I was touring the campus of Pensacola Christian College for the first time, walking with my campus mom.
Until I heard a voice about ten feet behind me.
“Ahem . . . Hunter.”
I’d done that thing again.
There I was, what seemed a mile ahead of my tour guide. I’d walked way too far, but not far enough to hear her tut-tutting at my apparent sprint ahead. I marooned both of us, not by design, but by, well—
See, there’s this thing.
I walk to get places, and I walk fast, and that’s my default setting.
It’s nice when I need to get from point A to point B, or when I need some exercise, but shoot, when I started socializing, being more human, getting to know people, I didn’t realize how much of a socially-illiterate walker I was.
Until arriving at college, I don’t think I walked with another person before.
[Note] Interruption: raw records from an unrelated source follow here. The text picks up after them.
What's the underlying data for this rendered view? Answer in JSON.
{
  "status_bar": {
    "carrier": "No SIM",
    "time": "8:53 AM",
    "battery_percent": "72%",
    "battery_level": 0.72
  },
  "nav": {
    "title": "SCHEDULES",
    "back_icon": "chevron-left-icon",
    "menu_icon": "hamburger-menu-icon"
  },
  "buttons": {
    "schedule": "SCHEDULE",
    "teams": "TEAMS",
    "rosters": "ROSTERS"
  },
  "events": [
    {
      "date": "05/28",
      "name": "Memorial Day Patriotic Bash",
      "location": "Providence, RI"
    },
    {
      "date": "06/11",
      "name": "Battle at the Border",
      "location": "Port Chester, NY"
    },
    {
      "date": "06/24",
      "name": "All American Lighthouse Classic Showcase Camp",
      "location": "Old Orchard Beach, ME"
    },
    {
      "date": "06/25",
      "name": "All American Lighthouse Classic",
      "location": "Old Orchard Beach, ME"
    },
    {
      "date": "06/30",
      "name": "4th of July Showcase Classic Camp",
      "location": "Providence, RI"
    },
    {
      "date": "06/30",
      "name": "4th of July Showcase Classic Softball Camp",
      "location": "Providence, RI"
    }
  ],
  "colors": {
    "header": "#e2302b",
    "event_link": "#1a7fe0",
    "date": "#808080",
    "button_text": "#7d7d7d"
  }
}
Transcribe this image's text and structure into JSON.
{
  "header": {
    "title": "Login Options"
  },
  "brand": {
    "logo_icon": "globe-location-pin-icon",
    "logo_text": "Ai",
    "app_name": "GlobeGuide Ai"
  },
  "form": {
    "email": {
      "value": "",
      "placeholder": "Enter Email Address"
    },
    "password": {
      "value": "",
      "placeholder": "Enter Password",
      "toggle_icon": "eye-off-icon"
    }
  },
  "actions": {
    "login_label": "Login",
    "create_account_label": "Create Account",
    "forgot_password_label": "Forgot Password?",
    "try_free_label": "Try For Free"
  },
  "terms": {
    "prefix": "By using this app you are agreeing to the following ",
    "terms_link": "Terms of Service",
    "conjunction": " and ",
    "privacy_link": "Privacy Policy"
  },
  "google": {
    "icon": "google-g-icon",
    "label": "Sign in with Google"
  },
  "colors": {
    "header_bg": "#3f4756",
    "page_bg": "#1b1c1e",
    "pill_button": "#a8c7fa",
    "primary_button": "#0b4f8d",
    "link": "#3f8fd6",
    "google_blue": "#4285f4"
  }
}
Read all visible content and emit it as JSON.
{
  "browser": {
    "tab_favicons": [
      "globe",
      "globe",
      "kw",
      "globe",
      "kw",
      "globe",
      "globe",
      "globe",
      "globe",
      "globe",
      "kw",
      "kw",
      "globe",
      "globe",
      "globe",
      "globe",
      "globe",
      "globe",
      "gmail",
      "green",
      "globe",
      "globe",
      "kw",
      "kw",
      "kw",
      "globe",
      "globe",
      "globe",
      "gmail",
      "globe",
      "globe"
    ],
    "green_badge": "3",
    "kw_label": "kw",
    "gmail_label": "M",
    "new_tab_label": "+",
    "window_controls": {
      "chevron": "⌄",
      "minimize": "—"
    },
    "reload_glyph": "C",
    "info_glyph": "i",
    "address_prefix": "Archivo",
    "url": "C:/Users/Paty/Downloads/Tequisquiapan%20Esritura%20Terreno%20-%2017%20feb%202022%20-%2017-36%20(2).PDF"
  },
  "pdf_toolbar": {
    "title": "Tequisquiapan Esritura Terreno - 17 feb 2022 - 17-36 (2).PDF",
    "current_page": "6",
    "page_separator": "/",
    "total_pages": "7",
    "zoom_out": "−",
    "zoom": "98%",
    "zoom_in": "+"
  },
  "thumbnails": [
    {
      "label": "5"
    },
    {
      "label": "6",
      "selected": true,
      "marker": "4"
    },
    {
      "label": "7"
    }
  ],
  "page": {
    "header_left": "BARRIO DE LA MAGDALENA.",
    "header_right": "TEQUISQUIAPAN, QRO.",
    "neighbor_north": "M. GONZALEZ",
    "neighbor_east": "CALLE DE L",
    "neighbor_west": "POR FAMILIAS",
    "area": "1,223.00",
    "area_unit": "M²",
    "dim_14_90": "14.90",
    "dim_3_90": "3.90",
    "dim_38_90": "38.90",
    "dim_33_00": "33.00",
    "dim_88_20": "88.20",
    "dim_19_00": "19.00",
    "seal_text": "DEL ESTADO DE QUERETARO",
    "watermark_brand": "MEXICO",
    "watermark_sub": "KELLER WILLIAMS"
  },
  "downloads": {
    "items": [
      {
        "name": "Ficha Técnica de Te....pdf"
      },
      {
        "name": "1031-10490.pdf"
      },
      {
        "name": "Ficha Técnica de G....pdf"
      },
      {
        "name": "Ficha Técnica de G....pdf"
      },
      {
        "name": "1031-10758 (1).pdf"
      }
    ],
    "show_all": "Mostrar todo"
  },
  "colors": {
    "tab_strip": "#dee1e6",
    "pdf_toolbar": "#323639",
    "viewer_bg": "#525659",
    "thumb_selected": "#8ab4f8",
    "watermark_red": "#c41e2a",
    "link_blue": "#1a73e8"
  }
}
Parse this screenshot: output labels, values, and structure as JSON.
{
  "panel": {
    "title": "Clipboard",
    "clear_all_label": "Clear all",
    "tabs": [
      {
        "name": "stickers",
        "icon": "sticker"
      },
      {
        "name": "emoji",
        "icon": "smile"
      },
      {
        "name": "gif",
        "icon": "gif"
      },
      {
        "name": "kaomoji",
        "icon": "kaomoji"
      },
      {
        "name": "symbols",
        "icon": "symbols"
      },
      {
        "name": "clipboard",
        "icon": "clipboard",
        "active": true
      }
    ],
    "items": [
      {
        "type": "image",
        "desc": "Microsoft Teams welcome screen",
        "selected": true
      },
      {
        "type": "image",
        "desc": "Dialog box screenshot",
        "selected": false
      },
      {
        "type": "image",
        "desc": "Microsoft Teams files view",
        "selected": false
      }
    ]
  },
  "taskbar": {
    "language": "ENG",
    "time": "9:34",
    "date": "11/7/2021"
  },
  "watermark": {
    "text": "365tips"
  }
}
And that’s when I learned why I’d walk alone: because I walk like I am alone.
It’s not like I’m trying to get away from you if I’m more galloping than ambling. I’m not trying to be rude, inconsiderate, etc.
Walking is a focused, driven, routine, one-track thing for me; it’s how I’m wired, and left to my own devices, I’d walk without stopping, loping along, maybe even talking at myself while I ignore things around me.
I’m learning to slow down.
To walk with people.
To take in surroundings.
To realize that the destination is not the only thing that matters.
They say You’ll Never Walk Alone, but in The Life Autistic, you often do.